Introduction.—The state of New York is shaped like a shoe, with its toe pointing due west and a long spur extending from the heel to the east. In the upper part of the shoe where the ankle of the wearer would be placed, is the Adirondack region, containing 10,000 square miles of very sparsely inhabited mountain, plateau and forest.
WITHIN the past few years an increasing interest has been manifested in the black locust tree, Robinia pseudacacia. Many persons have begun to propagate it, not only as a wayside tree, but as a forest product; and issues of the public press lately have contained many articles and paragraphs pointing out the excellent qualities of the wood and recommending its general cultivation for economic uses.
ONE of the few points on which the philosophy of to-day is agreed consists in the realization that the only thing that is absolutely certain and beyond doubt for every one is the content of his own consciousness; or rather not so much the content of consciousness in general as merely the content of any given moment.
THE common English name of this primitive musical instrument is misleading, for it is not a harp nor has it any associations with Hebrews, as its appellation seems to imply. That it has nothing to do with Jews as respects either its origin or its employment is easier to demonstrate than it is to determine the real significance of its name, or the occasion of its invention.
NO insects are more abundant as fossils, and none so widely distributed through the various formations, as are the cockroaches. Their delight in moist places, often near the banks of streams, their firmly chitinized wings and body render them of insects among the best adapted for preservation.
HOW ROOTING AQUATIC PLANTS INFLUENCE THE NUTRITION OF THE FOOD FISHES OF OUR GREAT LAKES
PROFESSOR RAYMOND H. POND
A THOROUGH investigation of the biology of our great lakes is in itself a desideratum worthy the expense. From the purely economic standpoint, however, our Bureau of Fisheries has long recognized the necessity of knowing more of those conditions under which products worth millions annually are produced.
AT the beginning of the twentieth century, approximately one third of the total population of the United States were living in cities, and were classed as urban inhabitants.
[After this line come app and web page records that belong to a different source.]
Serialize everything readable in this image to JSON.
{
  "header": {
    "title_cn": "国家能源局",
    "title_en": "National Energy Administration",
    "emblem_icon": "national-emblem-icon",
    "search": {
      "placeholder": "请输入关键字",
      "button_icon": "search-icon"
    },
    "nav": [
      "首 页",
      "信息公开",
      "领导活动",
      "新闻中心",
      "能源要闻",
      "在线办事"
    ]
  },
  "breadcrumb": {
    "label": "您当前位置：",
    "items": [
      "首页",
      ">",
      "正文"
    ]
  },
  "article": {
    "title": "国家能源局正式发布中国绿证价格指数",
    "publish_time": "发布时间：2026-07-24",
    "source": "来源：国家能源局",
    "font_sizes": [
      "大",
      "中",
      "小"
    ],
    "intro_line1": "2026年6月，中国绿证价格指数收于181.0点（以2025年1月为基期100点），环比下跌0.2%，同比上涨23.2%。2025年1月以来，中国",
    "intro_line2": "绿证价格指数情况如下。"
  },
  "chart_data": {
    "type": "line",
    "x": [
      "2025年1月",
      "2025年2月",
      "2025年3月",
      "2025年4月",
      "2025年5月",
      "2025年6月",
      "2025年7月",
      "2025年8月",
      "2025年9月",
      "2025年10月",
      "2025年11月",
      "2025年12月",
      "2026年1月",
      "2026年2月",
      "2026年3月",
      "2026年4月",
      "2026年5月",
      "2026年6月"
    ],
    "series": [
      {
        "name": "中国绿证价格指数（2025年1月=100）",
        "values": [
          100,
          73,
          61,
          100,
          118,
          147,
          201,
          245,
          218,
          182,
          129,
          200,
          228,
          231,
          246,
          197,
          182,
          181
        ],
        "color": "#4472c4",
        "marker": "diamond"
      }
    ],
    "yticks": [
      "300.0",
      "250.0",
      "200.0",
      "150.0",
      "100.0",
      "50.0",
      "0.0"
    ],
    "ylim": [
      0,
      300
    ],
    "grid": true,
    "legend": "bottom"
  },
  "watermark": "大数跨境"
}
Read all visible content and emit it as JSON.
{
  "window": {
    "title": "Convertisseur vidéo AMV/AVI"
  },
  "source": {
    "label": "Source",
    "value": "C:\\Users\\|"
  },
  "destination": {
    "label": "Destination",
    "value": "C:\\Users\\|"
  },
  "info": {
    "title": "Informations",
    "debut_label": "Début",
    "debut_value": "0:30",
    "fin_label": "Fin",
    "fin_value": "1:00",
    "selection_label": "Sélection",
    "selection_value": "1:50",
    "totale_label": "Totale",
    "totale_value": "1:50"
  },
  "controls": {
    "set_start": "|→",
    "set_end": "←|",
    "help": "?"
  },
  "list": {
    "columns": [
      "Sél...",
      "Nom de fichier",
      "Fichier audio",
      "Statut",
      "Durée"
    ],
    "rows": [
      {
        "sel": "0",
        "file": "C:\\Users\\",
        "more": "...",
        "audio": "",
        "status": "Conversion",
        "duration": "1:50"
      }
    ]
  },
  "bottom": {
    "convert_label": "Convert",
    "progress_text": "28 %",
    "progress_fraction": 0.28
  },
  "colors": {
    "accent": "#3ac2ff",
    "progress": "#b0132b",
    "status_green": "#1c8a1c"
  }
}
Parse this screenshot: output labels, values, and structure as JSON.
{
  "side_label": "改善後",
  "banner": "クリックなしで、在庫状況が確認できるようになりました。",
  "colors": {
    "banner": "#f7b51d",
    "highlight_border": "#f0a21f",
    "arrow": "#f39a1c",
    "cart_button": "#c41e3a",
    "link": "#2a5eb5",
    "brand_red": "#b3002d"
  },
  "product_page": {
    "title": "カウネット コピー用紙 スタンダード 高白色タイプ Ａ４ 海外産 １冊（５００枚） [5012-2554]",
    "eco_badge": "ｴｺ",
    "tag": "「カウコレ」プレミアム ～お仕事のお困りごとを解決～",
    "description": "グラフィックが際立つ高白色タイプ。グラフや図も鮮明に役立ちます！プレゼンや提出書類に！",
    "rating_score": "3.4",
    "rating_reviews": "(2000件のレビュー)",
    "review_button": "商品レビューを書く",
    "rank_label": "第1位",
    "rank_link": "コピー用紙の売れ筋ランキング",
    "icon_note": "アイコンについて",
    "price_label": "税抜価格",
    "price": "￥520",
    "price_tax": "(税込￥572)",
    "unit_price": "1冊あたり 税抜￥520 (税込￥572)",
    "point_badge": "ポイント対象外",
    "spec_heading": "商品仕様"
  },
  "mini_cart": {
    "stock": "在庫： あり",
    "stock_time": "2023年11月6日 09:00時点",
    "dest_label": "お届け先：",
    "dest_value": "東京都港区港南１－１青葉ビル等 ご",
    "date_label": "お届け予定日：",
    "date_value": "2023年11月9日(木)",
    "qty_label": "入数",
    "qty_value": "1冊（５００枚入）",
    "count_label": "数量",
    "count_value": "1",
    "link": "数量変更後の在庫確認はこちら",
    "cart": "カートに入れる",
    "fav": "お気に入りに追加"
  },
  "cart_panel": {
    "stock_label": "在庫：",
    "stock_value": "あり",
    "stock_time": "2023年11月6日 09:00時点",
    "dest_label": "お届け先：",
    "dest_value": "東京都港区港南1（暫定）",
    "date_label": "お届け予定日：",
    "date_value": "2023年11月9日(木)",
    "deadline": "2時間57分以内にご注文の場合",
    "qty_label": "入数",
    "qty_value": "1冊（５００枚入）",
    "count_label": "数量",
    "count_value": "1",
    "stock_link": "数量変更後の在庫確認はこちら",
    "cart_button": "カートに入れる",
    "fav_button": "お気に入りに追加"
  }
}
A considerable percentage of this twenty-five million human beings are to-day living in crowded and uncomfortable quarters, despite the evident fact that there exist in nearly all sections of the nation many valuable abandoned farms and half-deserted villages.
THAT the game of football as played at our schools and colleges is in ill repute with the people as a class, no one who keeps at all abreast of the times can deny. Nor can it be denied that there are many good reasons for the feelings of general disapproval.
SUBMARINE navigation has engaged the attention of inventors and attracted general interest for a very long period. Its practical application to purposes of war was made about 130 years ago. The main object of that application was to threaten, or if possible destroy, an enemy’s battleships engaged in blockade by means of under-water attacks, delivered by vessels of small dimensions and cost, which could dive and navigate when submerged.
SINCE Darwin wrote there have been many general formulæ advanced under which all forms of development might be brought, and while each has sufficed for a time, each has been seen to fail and each has been replaced with greater or less completeness when tested by a new set of facts.
OUR economic system rests on the free exchange of services. A state of society may some day be reached in which each will aim to give as much as he can and to take as little, but at present it appeals to our sense of fairness that each should ask for his services what someone else is willing to pay.